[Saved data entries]
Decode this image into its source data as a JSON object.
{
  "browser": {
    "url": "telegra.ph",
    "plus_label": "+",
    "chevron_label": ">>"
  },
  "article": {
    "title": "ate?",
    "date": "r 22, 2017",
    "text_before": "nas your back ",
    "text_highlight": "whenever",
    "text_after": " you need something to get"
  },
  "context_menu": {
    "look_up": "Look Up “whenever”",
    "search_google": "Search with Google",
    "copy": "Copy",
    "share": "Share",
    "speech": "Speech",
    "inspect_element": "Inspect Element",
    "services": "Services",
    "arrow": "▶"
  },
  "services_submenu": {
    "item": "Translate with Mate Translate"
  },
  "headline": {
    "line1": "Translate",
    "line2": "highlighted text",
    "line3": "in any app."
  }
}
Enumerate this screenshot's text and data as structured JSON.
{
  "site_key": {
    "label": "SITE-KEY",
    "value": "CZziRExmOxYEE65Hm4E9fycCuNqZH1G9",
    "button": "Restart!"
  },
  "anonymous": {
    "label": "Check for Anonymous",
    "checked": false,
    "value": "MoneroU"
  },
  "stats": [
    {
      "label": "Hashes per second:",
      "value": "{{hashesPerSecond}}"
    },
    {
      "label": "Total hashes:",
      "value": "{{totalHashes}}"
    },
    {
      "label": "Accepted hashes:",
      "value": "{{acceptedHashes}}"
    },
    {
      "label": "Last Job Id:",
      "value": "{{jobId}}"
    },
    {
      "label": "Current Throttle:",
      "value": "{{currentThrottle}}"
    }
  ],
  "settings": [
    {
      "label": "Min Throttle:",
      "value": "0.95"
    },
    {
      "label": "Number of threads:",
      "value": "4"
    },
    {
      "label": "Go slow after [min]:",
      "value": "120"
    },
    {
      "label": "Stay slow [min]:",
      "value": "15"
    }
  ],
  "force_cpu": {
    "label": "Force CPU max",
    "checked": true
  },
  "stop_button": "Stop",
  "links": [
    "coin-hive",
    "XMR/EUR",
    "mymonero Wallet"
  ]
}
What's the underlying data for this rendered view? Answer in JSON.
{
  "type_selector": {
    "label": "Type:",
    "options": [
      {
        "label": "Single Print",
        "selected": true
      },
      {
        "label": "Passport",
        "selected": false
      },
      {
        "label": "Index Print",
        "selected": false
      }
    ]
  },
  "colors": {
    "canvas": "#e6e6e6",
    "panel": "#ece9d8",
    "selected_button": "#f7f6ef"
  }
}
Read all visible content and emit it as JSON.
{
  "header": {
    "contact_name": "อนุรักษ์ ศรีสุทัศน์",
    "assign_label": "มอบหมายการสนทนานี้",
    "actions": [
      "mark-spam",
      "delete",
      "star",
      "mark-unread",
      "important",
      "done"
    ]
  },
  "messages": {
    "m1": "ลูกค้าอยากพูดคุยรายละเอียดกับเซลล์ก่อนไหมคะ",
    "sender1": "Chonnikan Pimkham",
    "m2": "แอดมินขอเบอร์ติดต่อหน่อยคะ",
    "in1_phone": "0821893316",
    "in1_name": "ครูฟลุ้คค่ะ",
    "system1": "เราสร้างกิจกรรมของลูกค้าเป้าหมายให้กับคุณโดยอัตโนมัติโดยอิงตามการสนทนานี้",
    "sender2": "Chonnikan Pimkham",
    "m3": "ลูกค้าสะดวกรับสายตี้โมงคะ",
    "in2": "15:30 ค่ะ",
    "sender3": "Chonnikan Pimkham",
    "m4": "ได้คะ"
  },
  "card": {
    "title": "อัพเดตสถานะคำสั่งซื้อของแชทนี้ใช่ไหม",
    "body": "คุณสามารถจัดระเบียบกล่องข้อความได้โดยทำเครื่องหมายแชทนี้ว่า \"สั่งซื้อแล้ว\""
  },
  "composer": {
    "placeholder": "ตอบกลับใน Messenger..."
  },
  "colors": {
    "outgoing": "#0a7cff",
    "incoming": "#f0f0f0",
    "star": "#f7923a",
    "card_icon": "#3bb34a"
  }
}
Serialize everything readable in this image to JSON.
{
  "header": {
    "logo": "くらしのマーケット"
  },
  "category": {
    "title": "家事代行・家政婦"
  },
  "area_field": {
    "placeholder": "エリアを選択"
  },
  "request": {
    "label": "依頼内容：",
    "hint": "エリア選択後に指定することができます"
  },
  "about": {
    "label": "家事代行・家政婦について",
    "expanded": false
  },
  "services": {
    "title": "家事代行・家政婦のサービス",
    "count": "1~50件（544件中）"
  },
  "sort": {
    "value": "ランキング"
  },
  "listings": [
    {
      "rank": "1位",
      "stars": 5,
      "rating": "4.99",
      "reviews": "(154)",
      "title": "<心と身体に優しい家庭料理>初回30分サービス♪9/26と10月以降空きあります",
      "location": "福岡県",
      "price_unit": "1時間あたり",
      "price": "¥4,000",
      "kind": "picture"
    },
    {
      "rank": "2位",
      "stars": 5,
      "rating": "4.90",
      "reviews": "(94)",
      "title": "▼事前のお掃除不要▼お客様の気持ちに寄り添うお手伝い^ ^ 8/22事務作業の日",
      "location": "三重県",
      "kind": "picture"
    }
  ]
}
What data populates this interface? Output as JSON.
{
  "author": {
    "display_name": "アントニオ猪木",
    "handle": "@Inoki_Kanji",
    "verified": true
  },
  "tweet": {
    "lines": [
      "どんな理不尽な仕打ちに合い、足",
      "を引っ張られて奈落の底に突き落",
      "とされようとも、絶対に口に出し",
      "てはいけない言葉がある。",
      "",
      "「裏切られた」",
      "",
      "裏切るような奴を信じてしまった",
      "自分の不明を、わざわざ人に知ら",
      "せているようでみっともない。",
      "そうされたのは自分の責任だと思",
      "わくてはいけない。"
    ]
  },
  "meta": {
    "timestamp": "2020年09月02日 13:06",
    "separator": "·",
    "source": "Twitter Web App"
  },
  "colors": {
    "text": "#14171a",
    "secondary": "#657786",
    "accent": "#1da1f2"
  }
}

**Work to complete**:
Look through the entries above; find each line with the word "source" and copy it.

**Written reply**:
Decode this image into its source data as a JSON object.
    "source": "Twitter Web App"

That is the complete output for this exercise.